* REQUIRED ACTION:
Spot each line in the records below where the word "comments" occurs, then copy it.

Interface dataset entries
━━━

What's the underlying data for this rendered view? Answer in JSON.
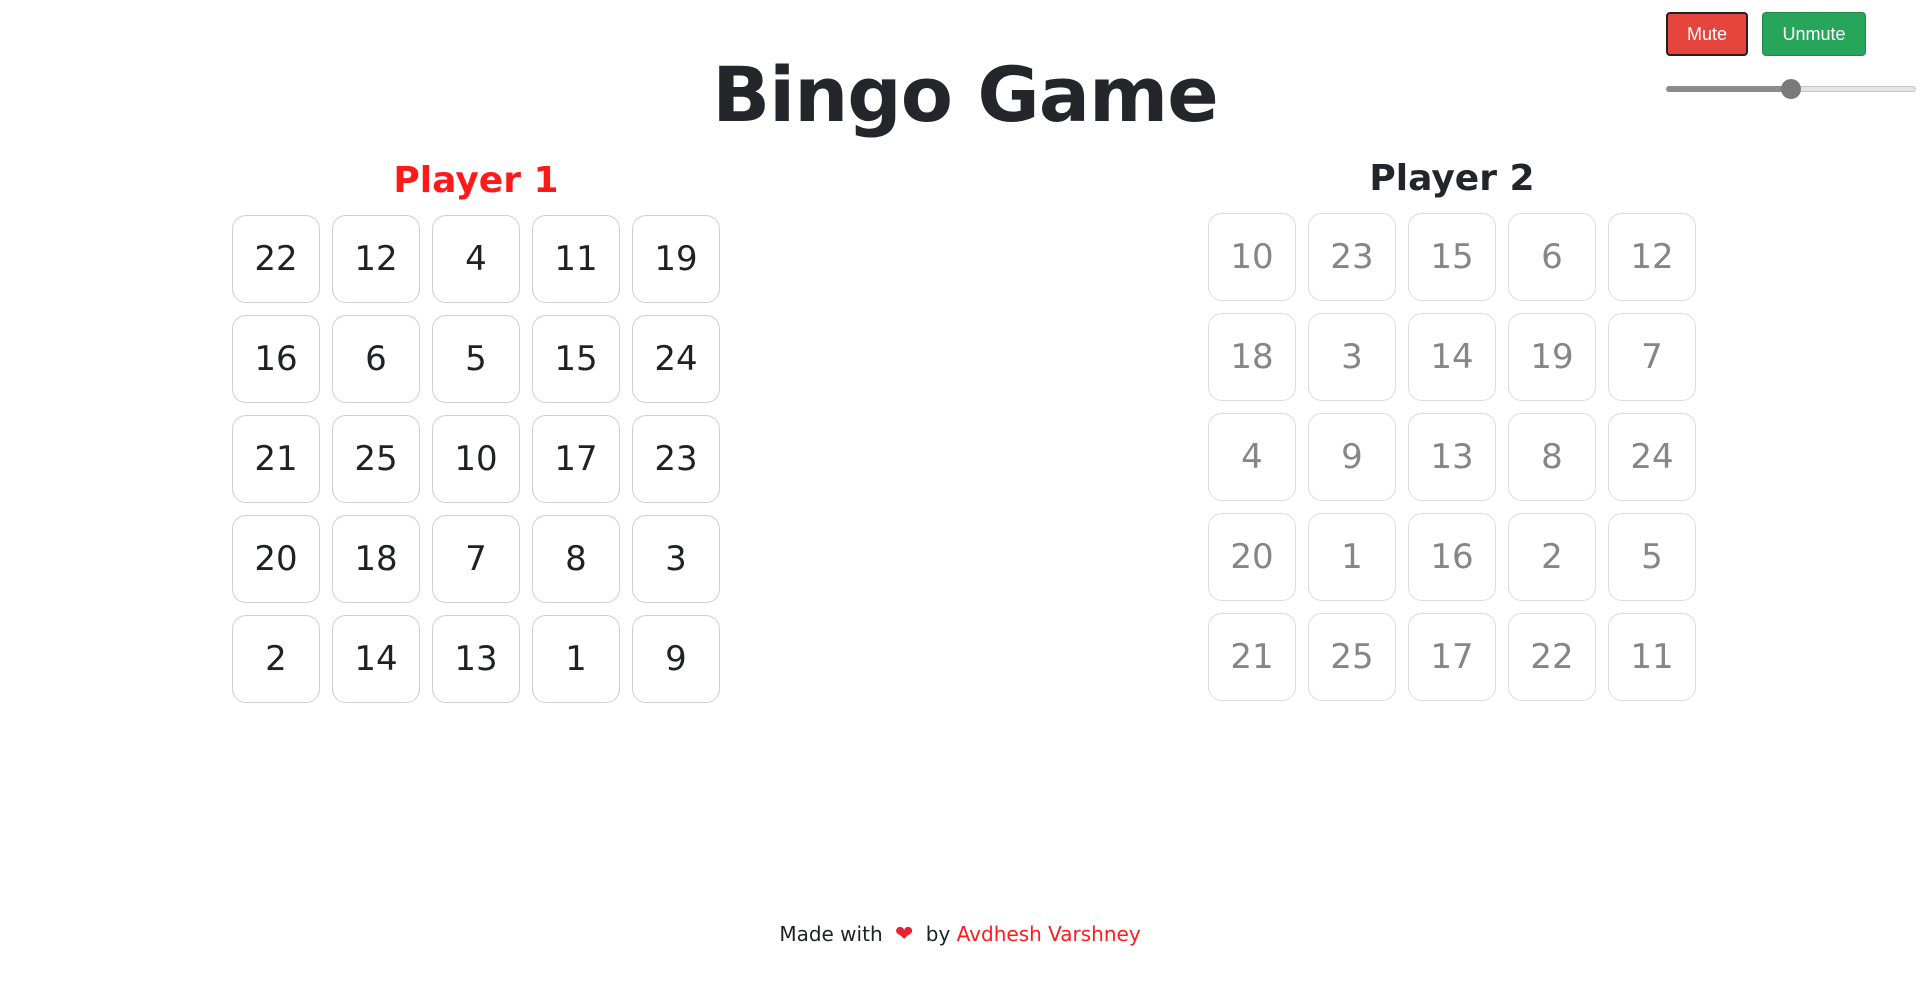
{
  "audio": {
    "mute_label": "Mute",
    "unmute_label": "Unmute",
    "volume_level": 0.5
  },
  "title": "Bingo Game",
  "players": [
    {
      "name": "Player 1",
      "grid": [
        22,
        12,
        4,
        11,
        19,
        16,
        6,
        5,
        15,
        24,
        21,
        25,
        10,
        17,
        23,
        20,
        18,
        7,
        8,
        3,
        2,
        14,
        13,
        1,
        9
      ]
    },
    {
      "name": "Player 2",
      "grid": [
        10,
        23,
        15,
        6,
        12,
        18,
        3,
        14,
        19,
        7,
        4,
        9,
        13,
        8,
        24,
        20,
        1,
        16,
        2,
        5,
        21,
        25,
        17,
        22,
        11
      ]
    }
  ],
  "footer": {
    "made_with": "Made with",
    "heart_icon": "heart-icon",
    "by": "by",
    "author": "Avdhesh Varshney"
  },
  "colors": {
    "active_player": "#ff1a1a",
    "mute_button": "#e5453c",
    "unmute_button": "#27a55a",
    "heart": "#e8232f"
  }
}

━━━

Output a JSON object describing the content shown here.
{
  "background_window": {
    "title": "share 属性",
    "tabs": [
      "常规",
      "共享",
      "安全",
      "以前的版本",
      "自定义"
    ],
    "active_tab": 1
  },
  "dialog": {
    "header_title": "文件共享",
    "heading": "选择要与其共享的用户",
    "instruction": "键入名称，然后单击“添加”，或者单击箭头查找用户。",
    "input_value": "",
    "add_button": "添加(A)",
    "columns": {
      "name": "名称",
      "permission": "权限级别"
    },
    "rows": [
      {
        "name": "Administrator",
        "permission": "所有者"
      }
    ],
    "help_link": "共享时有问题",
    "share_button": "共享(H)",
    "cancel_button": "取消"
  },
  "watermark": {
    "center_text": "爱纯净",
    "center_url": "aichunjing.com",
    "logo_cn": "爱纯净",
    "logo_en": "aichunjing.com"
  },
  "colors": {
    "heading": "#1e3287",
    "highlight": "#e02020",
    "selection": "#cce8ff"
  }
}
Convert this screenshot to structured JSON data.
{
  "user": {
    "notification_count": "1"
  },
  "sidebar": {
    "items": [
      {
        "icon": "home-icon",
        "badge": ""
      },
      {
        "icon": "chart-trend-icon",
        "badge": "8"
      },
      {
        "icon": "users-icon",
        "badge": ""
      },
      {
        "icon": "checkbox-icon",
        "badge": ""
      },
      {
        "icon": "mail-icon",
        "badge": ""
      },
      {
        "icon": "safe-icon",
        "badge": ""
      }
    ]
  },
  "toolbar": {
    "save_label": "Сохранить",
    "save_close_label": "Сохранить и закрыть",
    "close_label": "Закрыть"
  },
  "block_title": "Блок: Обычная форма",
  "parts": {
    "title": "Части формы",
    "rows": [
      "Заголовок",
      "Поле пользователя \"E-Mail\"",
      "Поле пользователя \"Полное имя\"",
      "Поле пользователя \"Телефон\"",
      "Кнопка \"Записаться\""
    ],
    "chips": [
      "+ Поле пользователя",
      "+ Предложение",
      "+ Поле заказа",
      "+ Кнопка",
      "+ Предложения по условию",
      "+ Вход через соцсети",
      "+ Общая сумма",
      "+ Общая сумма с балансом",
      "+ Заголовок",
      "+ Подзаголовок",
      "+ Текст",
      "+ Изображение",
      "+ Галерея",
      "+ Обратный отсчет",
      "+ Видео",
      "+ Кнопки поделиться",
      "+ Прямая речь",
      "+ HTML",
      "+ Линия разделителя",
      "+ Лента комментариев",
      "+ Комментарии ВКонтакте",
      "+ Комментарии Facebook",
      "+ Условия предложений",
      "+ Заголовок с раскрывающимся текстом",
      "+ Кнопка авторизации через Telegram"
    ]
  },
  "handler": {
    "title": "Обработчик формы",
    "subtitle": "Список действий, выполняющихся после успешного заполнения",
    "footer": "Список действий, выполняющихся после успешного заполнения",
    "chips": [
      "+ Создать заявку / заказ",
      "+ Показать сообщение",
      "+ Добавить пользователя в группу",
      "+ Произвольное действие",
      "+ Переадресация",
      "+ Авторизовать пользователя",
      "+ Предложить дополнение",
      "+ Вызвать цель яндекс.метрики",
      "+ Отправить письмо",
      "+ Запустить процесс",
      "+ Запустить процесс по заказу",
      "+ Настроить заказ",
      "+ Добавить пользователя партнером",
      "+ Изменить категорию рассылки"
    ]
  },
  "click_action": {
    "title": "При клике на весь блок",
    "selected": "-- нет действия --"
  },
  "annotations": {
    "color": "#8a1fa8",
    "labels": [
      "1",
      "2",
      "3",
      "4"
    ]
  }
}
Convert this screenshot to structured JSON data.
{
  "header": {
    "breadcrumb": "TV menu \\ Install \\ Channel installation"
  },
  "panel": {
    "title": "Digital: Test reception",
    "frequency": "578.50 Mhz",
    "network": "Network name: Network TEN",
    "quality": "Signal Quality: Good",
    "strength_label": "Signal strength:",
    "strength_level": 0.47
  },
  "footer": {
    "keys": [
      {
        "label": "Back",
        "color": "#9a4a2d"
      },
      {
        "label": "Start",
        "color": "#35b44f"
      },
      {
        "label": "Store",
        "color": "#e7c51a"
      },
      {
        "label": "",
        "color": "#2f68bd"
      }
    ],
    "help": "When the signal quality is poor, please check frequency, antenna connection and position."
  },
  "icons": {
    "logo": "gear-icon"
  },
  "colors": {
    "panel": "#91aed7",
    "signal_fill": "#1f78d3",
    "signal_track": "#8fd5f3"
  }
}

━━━

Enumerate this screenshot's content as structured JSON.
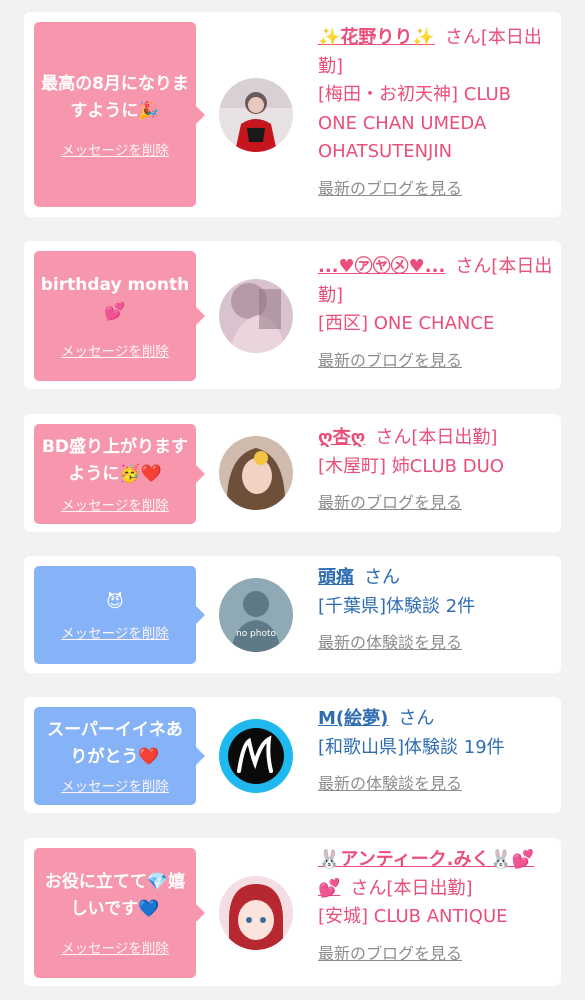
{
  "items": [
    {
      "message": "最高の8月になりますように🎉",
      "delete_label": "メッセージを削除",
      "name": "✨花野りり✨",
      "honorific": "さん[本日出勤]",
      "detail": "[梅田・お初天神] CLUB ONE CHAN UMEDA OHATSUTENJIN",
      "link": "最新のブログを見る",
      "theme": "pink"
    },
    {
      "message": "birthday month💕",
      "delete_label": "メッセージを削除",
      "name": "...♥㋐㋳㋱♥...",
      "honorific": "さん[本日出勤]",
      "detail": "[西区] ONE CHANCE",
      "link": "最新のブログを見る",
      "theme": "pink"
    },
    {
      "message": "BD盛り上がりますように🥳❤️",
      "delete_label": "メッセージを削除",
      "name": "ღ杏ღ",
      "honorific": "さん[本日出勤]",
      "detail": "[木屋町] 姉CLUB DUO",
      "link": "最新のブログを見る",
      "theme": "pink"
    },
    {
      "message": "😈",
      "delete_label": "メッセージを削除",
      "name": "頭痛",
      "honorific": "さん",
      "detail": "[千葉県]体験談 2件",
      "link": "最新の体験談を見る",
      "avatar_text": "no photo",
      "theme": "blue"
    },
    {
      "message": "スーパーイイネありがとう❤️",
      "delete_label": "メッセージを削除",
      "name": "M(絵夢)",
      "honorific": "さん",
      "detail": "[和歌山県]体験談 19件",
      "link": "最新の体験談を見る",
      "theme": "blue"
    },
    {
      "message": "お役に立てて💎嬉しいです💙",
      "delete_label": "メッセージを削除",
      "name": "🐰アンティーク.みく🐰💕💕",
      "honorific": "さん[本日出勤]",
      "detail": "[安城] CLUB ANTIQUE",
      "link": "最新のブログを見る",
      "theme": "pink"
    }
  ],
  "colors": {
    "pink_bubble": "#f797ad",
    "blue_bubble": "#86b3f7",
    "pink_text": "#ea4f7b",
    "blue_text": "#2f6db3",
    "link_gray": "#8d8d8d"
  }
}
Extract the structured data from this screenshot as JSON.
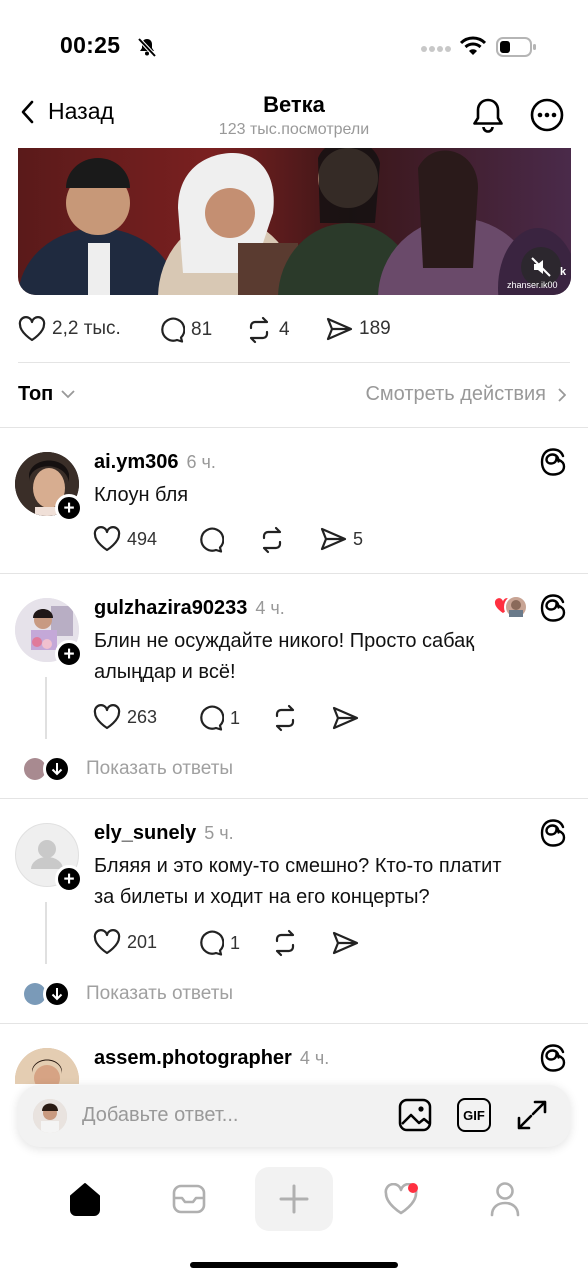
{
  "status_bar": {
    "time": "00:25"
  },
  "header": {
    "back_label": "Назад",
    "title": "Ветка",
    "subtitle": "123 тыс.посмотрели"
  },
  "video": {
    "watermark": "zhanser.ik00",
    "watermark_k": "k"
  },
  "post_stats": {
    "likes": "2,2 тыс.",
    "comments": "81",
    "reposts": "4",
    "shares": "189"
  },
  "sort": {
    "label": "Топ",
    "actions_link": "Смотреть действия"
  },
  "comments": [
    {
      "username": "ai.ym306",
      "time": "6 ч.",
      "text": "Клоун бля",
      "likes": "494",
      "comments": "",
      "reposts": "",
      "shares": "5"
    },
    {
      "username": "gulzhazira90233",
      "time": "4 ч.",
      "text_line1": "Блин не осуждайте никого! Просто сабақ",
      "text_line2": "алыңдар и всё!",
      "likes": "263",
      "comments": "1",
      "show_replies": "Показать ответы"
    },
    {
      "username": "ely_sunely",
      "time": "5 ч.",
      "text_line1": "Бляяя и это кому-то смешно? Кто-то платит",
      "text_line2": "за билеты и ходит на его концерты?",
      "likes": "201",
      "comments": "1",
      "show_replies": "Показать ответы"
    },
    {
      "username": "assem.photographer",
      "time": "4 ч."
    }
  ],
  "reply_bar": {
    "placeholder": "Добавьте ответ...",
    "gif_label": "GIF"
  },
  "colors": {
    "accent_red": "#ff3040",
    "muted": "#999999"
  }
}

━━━

* EXERCISE OUTPUT:
    "comments": "81",
  "comments": [
      "comments": "",
      "comments": "1",
      "comments": "1",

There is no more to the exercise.